Wednesday, April 21, 2010

Hard Times

Most articles that have appeared over the past year or so detailing the financial straits of museums and, as a result, their turn to permanent collection shows (and it is an entire genre of articles by this point) have focused on the positives of such a move, but the Wall Street Journal's "Picasso to the Rescue" takes the unusual tack of pointing out some negatives.
Exhibits drawn entirely from permanent collections can sometimes feel incomplete or unsatisfying, museum observers say. "Very few museums have got a deep enough collection to pull this off convincingly," says David Gordon, the former director of the Milwaukee Art Museum who now works as a museum consultant. He adds that the Met's extensive holdings make it one of the possible exceptions.

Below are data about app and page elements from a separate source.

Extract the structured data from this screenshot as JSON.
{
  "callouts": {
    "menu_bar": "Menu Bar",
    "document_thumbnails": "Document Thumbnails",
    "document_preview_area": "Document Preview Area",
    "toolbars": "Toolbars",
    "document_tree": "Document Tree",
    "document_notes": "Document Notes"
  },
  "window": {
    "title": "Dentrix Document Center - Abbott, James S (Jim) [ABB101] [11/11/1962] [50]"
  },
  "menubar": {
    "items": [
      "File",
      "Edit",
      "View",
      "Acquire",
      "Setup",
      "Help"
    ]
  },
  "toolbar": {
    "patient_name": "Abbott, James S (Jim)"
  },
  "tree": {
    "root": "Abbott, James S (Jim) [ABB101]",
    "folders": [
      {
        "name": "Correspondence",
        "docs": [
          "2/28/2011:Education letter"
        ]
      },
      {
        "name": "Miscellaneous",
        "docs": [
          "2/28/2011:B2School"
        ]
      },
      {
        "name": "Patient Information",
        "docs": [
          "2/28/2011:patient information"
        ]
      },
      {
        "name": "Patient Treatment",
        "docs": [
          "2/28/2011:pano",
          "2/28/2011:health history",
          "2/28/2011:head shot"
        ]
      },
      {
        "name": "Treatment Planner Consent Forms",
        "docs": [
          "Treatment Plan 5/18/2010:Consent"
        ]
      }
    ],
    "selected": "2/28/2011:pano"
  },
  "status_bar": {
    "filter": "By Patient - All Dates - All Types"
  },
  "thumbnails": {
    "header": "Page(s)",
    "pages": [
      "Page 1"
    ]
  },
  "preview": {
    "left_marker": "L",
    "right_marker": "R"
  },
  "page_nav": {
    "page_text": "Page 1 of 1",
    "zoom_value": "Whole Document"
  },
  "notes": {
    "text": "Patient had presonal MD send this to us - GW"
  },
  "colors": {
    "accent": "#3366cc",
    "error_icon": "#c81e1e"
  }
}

It's unclear whether Gordon is speaking specifically about blockbuster permanent collection shows like the Metropolitan Museum of Art's upcoming Picasso exhibition or generally. He has a far better point if he means the former than the latter, which would suggest that museums shouldn't even bother with permanent collections beyond what's on the walls at all times. Author Candace Jackson mentions one reason permanent collection shows can be valuable: namely, fragility.

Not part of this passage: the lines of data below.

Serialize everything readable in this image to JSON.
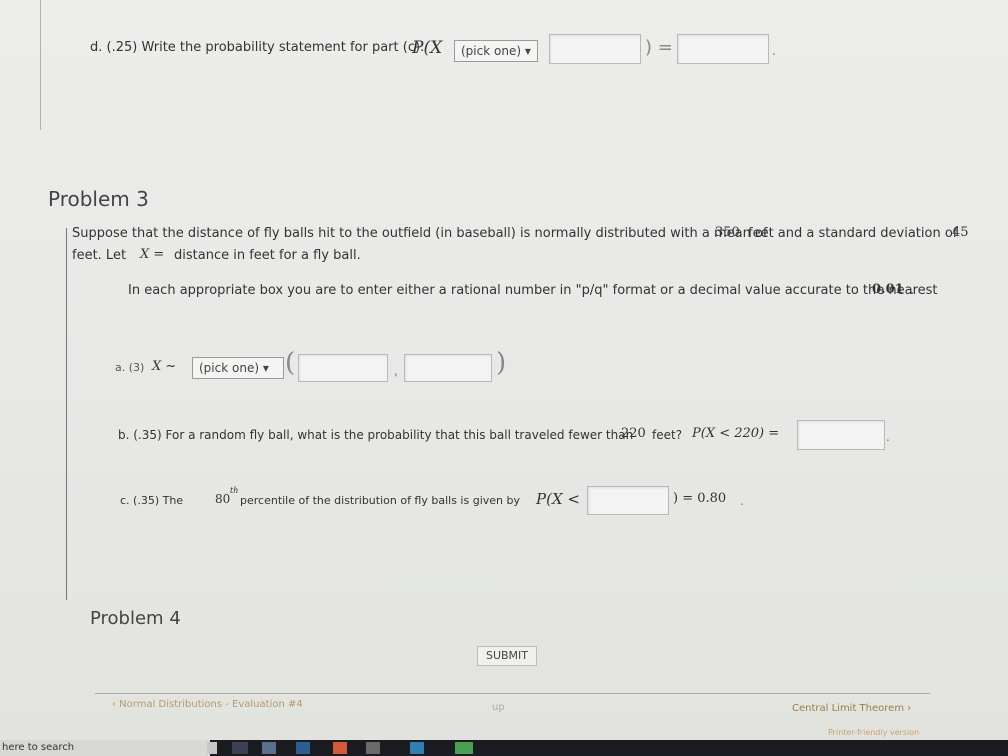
{
  "part_d": {
    "label": "d. (.25)  Write the probability statement for part (c):",
    "prefix": "P(X",
    "select_value": "(pick one) ▾",
    "equals": ")  =",
    "period": "."
  },
  "problem3": {
    "title": "Problem 3",
    "statement_1": "Suppose that the distance of fly balls hit to the outfield (in baseball) is normally distributed with a mean of",
    "mean": "350",
    "statement_2": "feet and a standard deviation of",
    "sd": "45",
    "statement_3a": "feet. Let",
    "variable": "X =",
    "statement_3b": "distance in feet for a fly ball.",
    "instruction": "In each appropriate box you are to enter either a rational number in \"p/q\" format or a decimal value accurate to the nearest",
    "precision": "0.01",
    "instruction_end": ".",
    "part_a": {
      "label": "a. (3)",
      "dist": "X ~",
      "select_value": "(pick one) ▾",
      "comma": ","
    },
    "part_b": {
      "label": "b. (.35)  For a random fly ball, what is the probability that this ball traveled fewer than",
      "value": "220",
      "unit": "feet?",
      "expr": "P(X < 220) =",
      "period": "."
    },
    "part_c": {
      "label": "c. (.35)  The",
      "percentile": "80",
      "sup": "th",
      "label_2": "percentile of the distribution of fly balls is given by",
      "expr": "P(X <",
      "result": ")  = 0.80",
      "period": "."
    }
  },
  "problem4": {
    "title": "Problem 4"
  },
  "submit_label": "SUBMIT",
  "nav": {
    "prev": "‹ Normal Distributions - Evaluation #4",
    "up": "up",
    "next": "Central Limit Theorem ›",
    "printer": "Printer-friendly version"
  },
  "taskbar": {
    "search": "here to search"
  }
}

Most museums display less than 10% of the artwork in their collection at any given time. The works in storage often include a mix of museum-worthy pieces that can be pulled out for special exhibitions, and others that aren't fit for public viewing because they are fragile, damaged or simply no longer considered examples of great art. The Met has 34 Picasso paintings, but usually shows only 25 to 28 of them at a time. The artist's drawings and prints are generally not on view at the museum, because they are more fragile, but they will be included in the spring exhibit.
She also uses an exhibition at the Walker Art Center in Minneapolis as a positive example of a creative permanent collection show:
Though not every museum has a closetful of Picassos to draw from, institutions across the country have come up with creative ways to put together shows from their own storerooms. At the Walker Art Center in Minneapolis, museum-goers can take another look at the museum's permanent collection—using binoculars. The "Benches & Binoculars" exhibit features a salon-style gallery, hung floor to ceiling with works from of the museum's collection, like "Office at Night" by Edward Hopper. Visitors are encouraged to view the works through binoculars. Chief curator Darsie Alexander says the exhibition was meant to be "experimental, maybe even light-hearted," and to her surprise, has become one of the most popular galleries in the museum, requiring additional security guards because of the crowds.
The quote from Gordon actually follows this paragraph immediately, which makes it even more (potentially) insulting. Not all exhibitions aim to be comprehensive, and it's doubtful that even the Met's will be. Part of the appeal of permanent collection shows comes from seeing how a collection is built, not from rehashing the same old masterpieces once again, and these shows can be interestingly focused in a way larger exhibitions rarely are.

No comments: